The Declaration of Independence

by Thomas Jefferson
Start Free Trial

What does the Declaration of Independence say?

Expert Answers

An illustration of the letter 'A' in a speech bubbles

The Declaration begins by describing the purpose of government. It argues that all men have basic rights, and that the purpose of government is to protect these rights--"life, liberty, and the pursuit of happiness." It further says that if governments, which are established by men, fail to uphold these rights,...

See
This Answer Now

Start your 48-hour free trial to unlock this answer and thousands more. Enjoy eNotes ad-free and cancel anytime.

Get 48 Hours Free Access

The Declaration begins by describing the purpose of government. It argues that all men have basic rights, and that the purpose of government is to protect these rights--"life, liberty, and the pursuit of happiness." It further says that if governments, which are established by men, fail to uphold these rights, then it is the right of the people to "alter or abolish" those governments. It then proceeds to list a series of grievances against the King, who is made to stand for all of Great Britain. It accuses him of taxing the colonies without their consent, of raising slaves and Native Americans up to fight against the colonists, of dissolving assemblies and failing to approve laws that would be good for the colonists, among many other accusations. Because the king had violated their rights in these ways, the colonies assert that they will, through the delegates chosen to attend the Continental Congress, declare their independence from Britain, and that the Declaration is their formal announcement of this action to the world. So, very briefly, it is an assertion of rights, a statement of the foundations of government, a list of the ways in which the king had violated their rights, and a formal declaration of independence.

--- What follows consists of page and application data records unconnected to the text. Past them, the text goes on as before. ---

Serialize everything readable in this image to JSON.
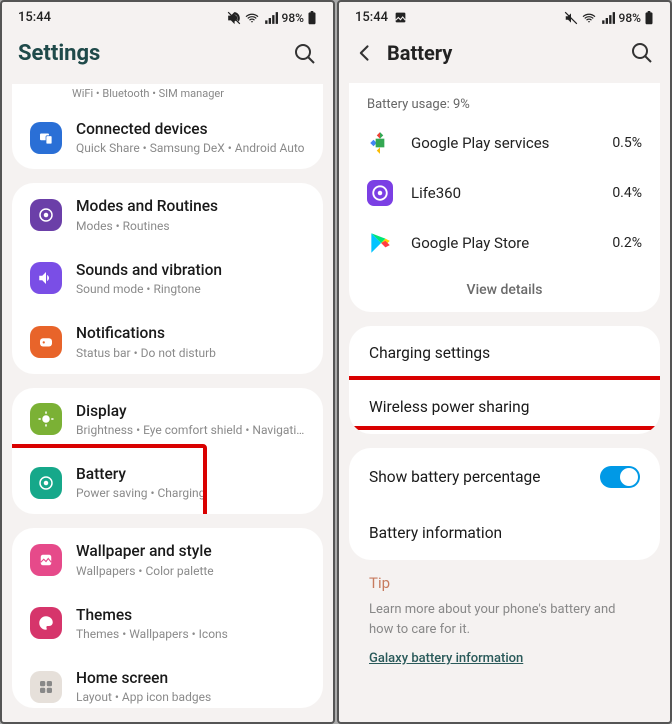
{
  "status": {
    "time": "15:44",
    "image_indicator": "true",
    "battery_text": "98%"
  },
  "left": {
    "header_title": "Settings",
    "peek_text": "WiFi  •  Bluetooth  •  SIM manager",
    "groups": [
      {
        "items": [
          {
            "icon": "connected",
            "bg": "#2a6fd6",
            "title": "Connected devices",
            "sub": "Quick Share  •  Samsung DeX  •  Android Auto"
          }
        ]
      },
      {
        "items": [
          {
            "icon": "modes",
            "bg": "#6b3fa8",
            "title": "Modes and Routines",
            "sub": "Modes  •  Routines"
          },
          {
            "icon": "sound",
            "bg": "#7a4ee6",
            "title": "Sounds and vibration",
            "sub": "Sound mode  •  Ringtone"
          },
          {
            "icon": "notif",
            "bg": "#e8642a",
            "title": "Notifications",
            "sub": "Status bar  •  Do not disturb"
          }
        ]
      },
      {
        "items": [
          {
            "icon": "display",
            "bg": "#7bb135",
            "title": "Display",
            "sub": "Brightness  •  Eye comfort shield  •  Navigation bar"
          },
          {
            "icon": "battery",
            "bg": "#16a88a",
            "title": "Battery",
            "sub": "Power saving  •  Charging",
            "highlight": true
          }
        ]
      },
      {
        "items": [
          {
            "icon": "wallpaper",
            "bg": "#e64a8a",
            "title": "Wallpaper and style",
            "sub": "Wallpapers  •  Color palette"
          },
          {
            "icon": "themes",
            "bg": "#d6356b",
            "title": "Themes",
            "sub": "Themes  •  Wallpapers  •  Icons"
          },
          {
            "icon": "home",
            "bg": "#e6e0da",
            "title": "Home screen",
            "sub": "Layout  •  App icon badges"
          }
        ]
      }
    ]
  },
  "right": {
    "header_title": "Battery",
    "usage_label": "Battery usage: 9%",
    "apps": [
      {
        "name": "Google Play services",
        "pct": "0.5%",
        "color": "#34a853"
      },
      {
        "name": "Life360",
        "pct": "0.4%",
        "color": "#7b3fe4"
      },
      {
        "name": "Google Play Store",
        "pct": "0.2%",
        "color": "#fff"
      }
    ],
    "view_details": "View details",
    "rows": {
      "charging": "Charging settings",
      "wireless": "Wireless power sharing",
      "show_pct": "Show battery percentage",
      "info": "Battery information"
    },
    "tip": {
      "title": "Tip",
      "body": "Learn more about your phone's battery and how to care for it.",
      "link": "Galaxy battery information"
    }
  }
}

Approved by eNotes Editorial Team
An illustration of the letter 'A' in a speech bubbles

The Declaration says many things, but it can basically be divided into a few key parts. The first states the reasons for writing the document, namely to tell mankind why the Americans are declaring independence. This is followed by a statement of the purpose of government and an assertion of the right of revolution when government fails to live up to that purpose, namely the protection of "unalienable rights". The third, and longest section, is a list of accusations against King George III. Essentially the Declaration held him responsible for violating their rights, which was, as I mentioned above, their justification for revolution. In the final section of the document, the signers announced that all political connections were dissolved between Great Britain and its former colonies, and pledged themselves to bringing about independence. Many people after the fact have read the Declaration as a kind of "statement of principles" of the new nation, but this is not really how it was read at the time. For a copy of the Declaration itself, see the link below.

Approved by eNotes Editorial Team